At this point I knew my quest for sub-4 on the day was done. And I knew exactly what the IT band pain was from: a heavily cambered road. The only other times I’ve felt this pain were at Steamtown 2004, when I had it in both knees and DNFed at mile 16, and both times at MCM in the out-and-back on the Rock Creek Parkway. I have never had this pain in training, since I avoid heavily cambered roads. I assume that most of the miles from 6.5-19 (the first turn-around to the second turn-around) was on a reverse camber, since it was only my right knee that was hurting. I knew there was nothing I could do about it, I just needed to finish the fucking race, so that’s what I did. I stopped to stretch every other mile or so, and one time my right groin started cramping! And then my left groin cramped! Dueling groin cramps! That was not pleasant. 12:02, 10:54, 11:37, 10:12, 11:35
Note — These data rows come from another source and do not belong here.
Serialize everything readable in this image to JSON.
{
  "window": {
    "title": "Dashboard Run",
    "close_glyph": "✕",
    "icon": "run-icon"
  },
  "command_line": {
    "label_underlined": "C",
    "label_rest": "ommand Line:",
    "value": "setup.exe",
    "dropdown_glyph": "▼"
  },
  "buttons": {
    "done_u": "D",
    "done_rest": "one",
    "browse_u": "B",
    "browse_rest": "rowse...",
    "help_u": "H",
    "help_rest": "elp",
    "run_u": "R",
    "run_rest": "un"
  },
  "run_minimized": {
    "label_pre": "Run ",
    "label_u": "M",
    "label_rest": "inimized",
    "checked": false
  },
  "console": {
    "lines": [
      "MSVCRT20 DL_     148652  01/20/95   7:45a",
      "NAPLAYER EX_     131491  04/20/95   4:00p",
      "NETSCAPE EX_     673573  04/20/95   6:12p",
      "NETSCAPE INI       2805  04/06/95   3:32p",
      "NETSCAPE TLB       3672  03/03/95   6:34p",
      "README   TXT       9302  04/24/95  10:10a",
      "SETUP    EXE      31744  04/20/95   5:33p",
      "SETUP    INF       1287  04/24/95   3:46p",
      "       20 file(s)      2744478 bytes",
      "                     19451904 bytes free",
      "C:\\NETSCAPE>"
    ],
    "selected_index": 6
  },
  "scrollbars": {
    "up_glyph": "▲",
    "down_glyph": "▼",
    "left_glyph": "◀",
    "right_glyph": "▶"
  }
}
For the last 5k, I decided I just wanted to keep moving, so instead of stopping to stretch I allowed myself walk breaks. I tried to pick it up at the 26 mile mark and I managed to almost pick it back up to race pace for the finish. 10:18, 10:56, 10:39, 3:53 (for 0.42 miles on my GPS, 9:10 pace).

4:18:26 chip and watch time, for my second fastest marathon and only 3:18 slower than B&A Trail Marathon 2018 finisher medalmy PR! At the finish the guy taking my tag asked how I felt and I told him, “Like shit, thanks for asking,” and he looked alarmed until I started laughing and told him I was ok. I think he was going to lead me to the med tent.

The major victory for me in this race is that my mind never went to the bad place: the place where I curse myself and my training, ask myself why I even thought I could break 4 hours in the first place, tell myself that I am not cut out for this, and decide to quit marathoning forever. I never went there. My rational mind was there for the whole race: understanding the situation for what it was, shifting my goals to match the situation, allowing myself to be disappointed but knowing this “failure” had nothing to do with my preparation for the race or my race execution. This is huge for me since I struggle with negative self-talk any time something goes wrong in a race.

Also, the calf cramps that have plagued me for my last 3 marathons never hit. Yay!

Post race
Martha kissing a pirateJP’s race didn’t go exactly as he had planned either (the camber got to him too), but he was only about 5 minutes off his PR, so he was pleased. We chilled for a bit at the high school, ate bananas and slices of Papa John’s pizza, and compared notes on the course. We had both seen a woman spectator with a sign that simply said “Chorizo” which was amusing, and I told him about a dog on the course who had a sign around his neck that said, “Woof.” Both were awesome. We finally made it back to our hotel, got cleaned up, ate a proper lunch at a pirate-themed restaurant, and then spent the rest of the day sightseeing in Annapolis. I was hobbling around most of the day with the sore ITB but otherwise felt pretty good for just having run a marathon.

It’s now 2 days out from the race, and my knee feels 90% better. I have been taking ibuprofen and icing it when I can, and yesterday I got a massage which helped immensely. I have Big Sur to run in just under 3 weeks, but that’s just for fun. Assuming my knee complies, I am going to parlay this training into another sub-4 attempt at VCM in 7 weeks (5/27). I feel like I am RIGHT THERE, I just have to be smart about my race. I think I took my coach’s “if you feel good, go with it” advice too early in the race, and although I don’t think that contributed to my knee pain, I think keeping a lot of those earlier miles closer to 9:00 will be beneficial in my hitting my goal.